#### Required work
From the first entry to the last, restate everything word for word and exclude pictures.
○ ○ ○ ○
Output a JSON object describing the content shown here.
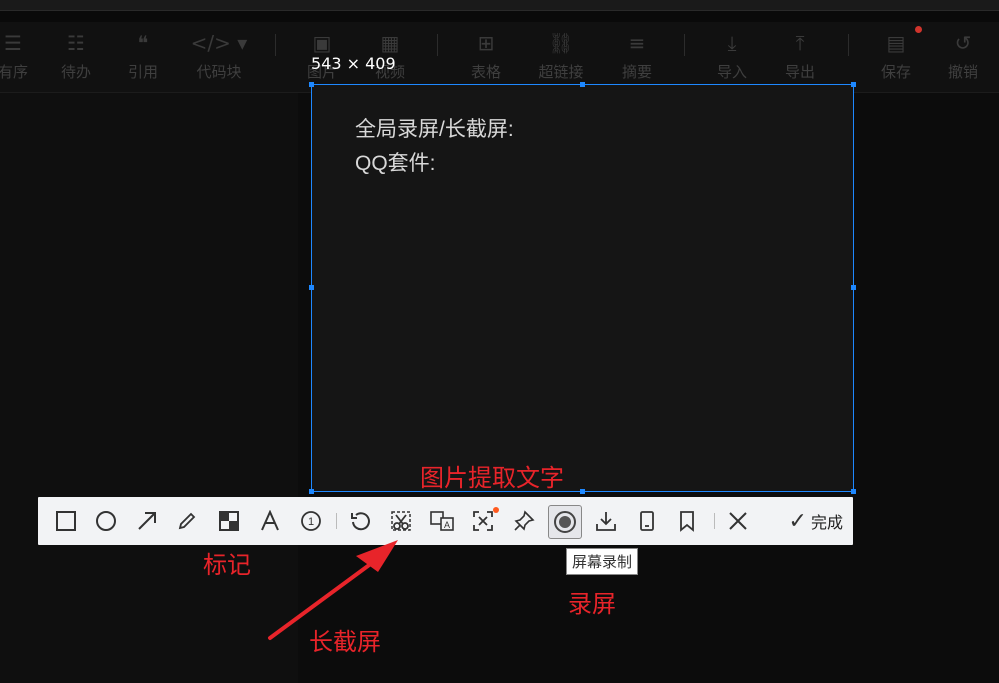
{
  "editor_toolbar": {
    "items": [
      {
        "label": "有序",
        "icon": "ordered-list-icon"
      },
      {
        "label": "待办",
        "icon": "todo-list-icon"
      },
      {
        "label": "引用",
        "icon": "quote-icon"
      },
      {
        "label": "代码块",
        "icon": "code-block-icon"
      },
      {
        "label": "图片",
        "icon": "image-icon"
      },
      {
        "label": "视频",
        "icon": "video-icon"
      },
      {
        "label": "表格",
        "icon": "table-icon"
      },
      {
        "label": "超链接",
        "icon": "link-icon"
      },
      {
        "label": "摘要",
        "icon": "summary-icon"
      },
      {
        "label": "导入",
        "icon": "import-icon"
      },
      {
        "label": "导出",
        "icon": "export-icon"
      },
      {
        "label": "保存",
        "icon": "save-icon"
      },
      {
        "label": "撤销",
        "icon": "undo-icon"
      }
    ]
  },
  "capture": {
    "dimensions": "543 × 409",
    "lines": [
      "全局录屏/长截屏:",
      "QQ套件:"
    ]
  },
  "snip_toolbar": {
    "tools": [
      {
        "name": "rectangle",
        "icon": "rectangle-icon"
      },
      {
        "name": "ellipse",
        "icon": "ellipse-icon"
      },
      {
        "name": "arrow",
        "icon": "arrow-icon"
      },
      {
        "name": "pen",
        "icon": "pen-icon"
      },
      {
        "name": "mosaic",
        "icon": "mosaic-icon"
      },
      {
        "name": "text",
        "icon": "text-icon"
      },
      {
        "name": "number",
        "icon": "number-icon"
      },
      {
        "name": "undo",
        "icon": "undo-icon"
      },
      {
        "name": "long-screenshot",
        "icon": "scissors-icon"
      },
      {
        "name": "translate",
        "icon": "translate-icon"
      },
      {
        "name": "ocr",
        "icon": "ocr-icon"
      },
      {
        "name": "pin",
        "icon": "pin-icon"
      },
      {
        "name": "record",
        "icon": "record-icon"
      },
      {
        "name": "download",
        "icon": "download-icon"
      },
      {
        "name": "phone",
        "icon": "phone-icon"
      },
      {
        "name": "bookmark",
        "icon": "bookmark-icon"
      },
      {
        "name": "close",
        "icon": "close-icon"
      }
    ],
    "done_label": "完成",
    "tooltip": "屏幕录制"
  },
  "annotations": {
    "ocr_label": "图片提取文字",
    "mark_label": "标记",
    "long_shot_label": "长截屏",
    "record_label": "录屏"
  },
  "colors": {
    "selection": "#1e88ff",
    "annotation": "#e8242a"
  }
}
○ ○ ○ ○
#### Output of the task
Output a JSON object describing the content shown here.
{
  "editor_toolbar": {
    "items": [
      {
        "label": "有序",
        "icon": "ordered-list-icon"
      },
      {
        "label": "待办",
        "icon": "todo-list-icon"
      },
      {
        "label": "引用",
        "icon": "quote-icon"
      },
      {
        "label": "代码块",
        "icon": "code-block-icon"
      },
      {
        "label": "图片",
        "icon": "image-icon"
      },
      {
        "label": "视频",
        "icon": "video-icon"
      },
      {
        "label": "表格",
        "icon": "table-icon"
      },
      {
        "label": "超链接",
        "icon": "link-icon"
      },
      {
        "label": "摘要",
        "icon": "summary-icon"
      },
      {
        "label": "导入",
        "icon": "import-icon"
      },
      {
        "label": "导出",
        "icon": "export-icon"
      },
      {
        "label": "保存",
        "icon": "save-icon"
      },
      {
        "label": "撤销",
        "icon": "undo-icon"
      }
    ]
  },
  "capture": {
    "dimensions": "543 × 409",
    "lines": [
      "全局录屏/长截屏:",
      "QQ套件:"
    ]
  },
  "snip_toolbar": {
    "tools": [
      {
        "name": "rectangle",
        "icon": "rectangle-icon"
      },
      {
        "name": "ellipse",
        "icon": "ellipse-icon"
      },
      {
        "name": "arrow",
        "icon": "arrow-icon"
      },
      {
        "name": "pen",
        "icon": "pen-icon"
      },
      {
        "name": "mosaic",
        "icon": "mosaic-icon"
      },
      {
        "name": "text",
        "icon": "text-icon"
      },
      {
        "name": "number",
        "icon": "number-icon"
      },
      {
        "name": "undo",
        "icon": "undo-icon"
      },
      {
        "name": "long-screenshot",
        "icon": "scissors-icon"
      },
      {
        "name": "translate",
        "icon": "translate-icon"
      },
      {
        "name": "ocr",
        "icon": "ocr-icon"
      },
      {
        "name": "pin",
        "icon": "pin-icon"
      },
      {
        "name": "record",
        "icon": "record-icon"
      },
      {
        "name": "download",
        "icon": "download-icon"
      },
      {
        "name": "phone",
        "icon": "phone-icon"
      },
      {
        "name": "bookmark",
        "icon": "bookmark-icon"
      },
      {
        "name": "close",
        "icon": "close-icon"
      }
    ],
    "done_label": "完成",
    "tooltip": "屏幕录制"
  },
  "annotations": {
    "ocr_label": "图片提取文字",
    "mark_label": "标记",
    "long_shot_label": "长截屏",
    "record_label": "录屏"
  },
  "colors": {
    "selection": "#1e88ff",
    "annotation": "#e8242a"
  }
}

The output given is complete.